illustration for FACE RECOGNITION  article


Nowadays, facial recognition technology is becoming more widely used. Everyone knows examples of using this technology as a means of authentication or to search for certain people (criminals, for example). But we also encounter it in everyday life. When you upload photos, Facebook finds your friends in them and suggests tagging them. Or Google, in its photo service, finds people in your photos and can show a collection with a specific person.

The development of biometric authentication systems is a logical consequence of the development of technology and society. The login and password authentication system no longer meets modern reliability requirements and is inconvenient for the user (the need to remember or store the login and password).

The process can be divided into the following steps:

  1. Face detection in an image (Haar classifier, histogram of oriented gradients, convolutional neural network, etc.);
  2. Determination of key points on the face (landmarks);
  3. Search for unique facial features and record them in a form that is simple and understandable for the system (for example, constructing a vector with 128 dimensions (embedding));
  4. Comparison of the received information with the database.

The most popular Python libraries that allow you to perform these steps areOpenCVand Dlib.

If we talk about the accuracy of facial recognition systems, we can refer to data from the National Institute of Standards and Technology (NIST) under the US Department of Commerce. System testing is carried out by qualified specialists on closed data sets. When evaluating face recognition algorithms, two types of errors are distinguished:

  • Type I errors (FAR or FMR) - the probability that the system will miss a person who is not in the database (“incorrectly admitted”);
  • Type II errors (FRR or FNMR) are the likelihood that the system will deny access to a person who is in the database (“wrongly rejected”).
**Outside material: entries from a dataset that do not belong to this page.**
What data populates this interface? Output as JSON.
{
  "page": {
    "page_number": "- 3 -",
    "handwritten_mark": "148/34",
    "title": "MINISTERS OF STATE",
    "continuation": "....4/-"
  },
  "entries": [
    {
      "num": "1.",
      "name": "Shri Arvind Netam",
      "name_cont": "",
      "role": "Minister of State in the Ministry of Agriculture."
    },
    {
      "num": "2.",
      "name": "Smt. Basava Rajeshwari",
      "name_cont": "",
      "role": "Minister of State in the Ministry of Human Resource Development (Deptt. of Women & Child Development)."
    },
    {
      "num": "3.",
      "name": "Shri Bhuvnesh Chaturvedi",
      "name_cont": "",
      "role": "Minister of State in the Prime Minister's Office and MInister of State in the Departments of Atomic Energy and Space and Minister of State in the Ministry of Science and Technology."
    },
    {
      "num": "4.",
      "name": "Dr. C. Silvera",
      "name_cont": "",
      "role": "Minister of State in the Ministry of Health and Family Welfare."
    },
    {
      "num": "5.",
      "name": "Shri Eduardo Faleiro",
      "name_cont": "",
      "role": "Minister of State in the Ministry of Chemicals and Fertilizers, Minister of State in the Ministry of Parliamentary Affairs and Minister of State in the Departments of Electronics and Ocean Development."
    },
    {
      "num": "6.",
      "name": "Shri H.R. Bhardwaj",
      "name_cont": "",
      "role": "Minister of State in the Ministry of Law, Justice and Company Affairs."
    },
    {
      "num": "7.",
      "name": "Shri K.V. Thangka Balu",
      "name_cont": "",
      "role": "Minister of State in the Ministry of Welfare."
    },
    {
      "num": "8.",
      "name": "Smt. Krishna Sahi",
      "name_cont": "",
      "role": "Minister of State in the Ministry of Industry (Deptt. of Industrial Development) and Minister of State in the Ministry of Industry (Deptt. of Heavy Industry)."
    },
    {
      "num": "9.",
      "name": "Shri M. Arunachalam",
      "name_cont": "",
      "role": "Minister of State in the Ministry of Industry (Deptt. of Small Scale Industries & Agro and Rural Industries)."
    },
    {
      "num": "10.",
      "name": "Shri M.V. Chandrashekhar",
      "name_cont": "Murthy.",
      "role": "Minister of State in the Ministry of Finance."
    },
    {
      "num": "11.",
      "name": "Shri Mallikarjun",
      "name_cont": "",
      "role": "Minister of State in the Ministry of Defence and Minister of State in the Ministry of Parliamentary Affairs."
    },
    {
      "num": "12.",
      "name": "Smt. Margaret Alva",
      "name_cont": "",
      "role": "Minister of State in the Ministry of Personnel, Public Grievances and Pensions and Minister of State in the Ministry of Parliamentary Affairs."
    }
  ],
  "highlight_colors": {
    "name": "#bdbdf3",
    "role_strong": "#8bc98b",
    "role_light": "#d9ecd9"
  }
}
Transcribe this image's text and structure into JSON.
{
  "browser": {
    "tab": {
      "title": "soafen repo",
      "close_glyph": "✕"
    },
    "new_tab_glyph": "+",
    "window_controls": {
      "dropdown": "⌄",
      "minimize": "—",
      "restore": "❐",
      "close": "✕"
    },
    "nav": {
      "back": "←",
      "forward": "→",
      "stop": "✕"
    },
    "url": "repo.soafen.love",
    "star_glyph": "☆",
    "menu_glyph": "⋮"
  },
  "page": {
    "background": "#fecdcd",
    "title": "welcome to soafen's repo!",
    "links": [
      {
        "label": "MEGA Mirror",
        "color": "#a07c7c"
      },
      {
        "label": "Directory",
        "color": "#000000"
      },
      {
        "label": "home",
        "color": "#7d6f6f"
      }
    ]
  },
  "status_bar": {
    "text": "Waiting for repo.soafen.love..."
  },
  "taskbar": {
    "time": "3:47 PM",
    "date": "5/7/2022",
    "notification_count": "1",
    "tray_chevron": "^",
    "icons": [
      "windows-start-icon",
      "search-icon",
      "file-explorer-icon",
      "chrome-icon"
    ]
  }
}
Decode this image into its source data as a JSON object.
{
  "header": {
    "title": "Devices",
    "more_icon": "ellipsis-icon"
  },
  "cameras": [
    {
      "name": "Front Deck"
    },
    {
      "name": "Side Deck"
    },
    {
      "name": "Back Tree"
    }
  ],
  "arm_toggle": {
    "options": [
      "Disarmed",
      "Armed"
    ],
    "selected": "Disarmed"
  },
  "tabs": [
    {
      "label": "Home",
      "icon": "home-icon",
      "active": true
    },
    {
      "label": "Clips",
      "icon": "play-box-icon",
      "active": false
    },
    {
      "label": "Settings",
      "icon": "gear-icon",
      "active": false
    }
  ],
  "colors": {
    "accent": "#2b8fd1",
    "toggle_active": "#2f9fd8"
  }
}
At the time of writing, the minimum number of type 2 errors (FNMR) in the “Wild Photos” category (shooting from almost any side, angles of rotation of the face to the camera up to 90 degrees, different lighting) is about 3% with the probability of a type 1 error (FMR) - 0.001 %. When shooting under normal conditions (“Visa-Border” in NIST reports, similar to shooting at an airport, different lighting, slightly different angles, possible people of different nationalities, closest to the conditions during authentication) - 0.42% and 0.0001% respectively .

Algorithms assume the ability to be configured to reduce the number of errors of one type while increasing errors of another type, depending on the business model (which is more critical - giving access to an unauthorized person or not giving access to an authorized one).

There is a question about the reliability of this authentication method. Everyone knows of cases where the algorithm could be deceived by a photograph or recorded video of a user (spoofing). Technologies are developing rapidly in this direction and at the moment there are many methods to determine that there is a living person in front of the camera (liveness detection): analysis of the smallest details of the structure of the human face, tracking muscle micromovements, using an additional infrared camera, building a 3D model of the face, etc. .d.

A lot of attention is being paid to the ability to authenticate using video. A video is a set of frames (images), so the same recognition algorithm is used, which is indicated at the beginning of the article. All additional verification methods can be classified as follows:

  1. Without user participation. When the camera (possibly together with other cameras and sensors) reads all the necessary information;
  2. With user participation. In this case, to confirm authentication, the user must follow certain instructions (smile, turn his head).

The second method is more reliable because different instructions can be given at different times, making it almost impossible for the attacker to prepare another video. There is also no need for additional equipment (additional cameras and sensors), as well as its installation and configuration, which makes the system simpler and more affordable without compromising its performance. To implement this authentication method, you need software that allows you to track the user's face throughout the entire process (to eliminate the possibility of photo substitution).

For this purpose, you can use the correlation_tracker() class from the Dlib library. In this case, the program splits the video into separate frames for analysis. If one of the frames contains a person’s face, then the location is passed to the processor, which will track the position of the object when analyzing subsequent frames. It should be noted that face recognition will be carried out on each frame. Given the frame rate of the video, the possibility of data manipulation is reduced to zero.

Biometric authentication is gaining momentum. Facial recognition is rightly considered one of the most promising areas, since despite all the convenience for the user (no need to remember logins and passwords), it provides a very high degree of protection due to the possibility of introducing additional checks. As we can see from NIST reports, facial recognition is becoming more accurate and is outperforming in certain cases.

Authentication using a user's photo has disadvantages due to the limited data that can be obtained from a static image. Thus, video is one of the additional and most effective methods of confirming that the person in the video is who they say they are.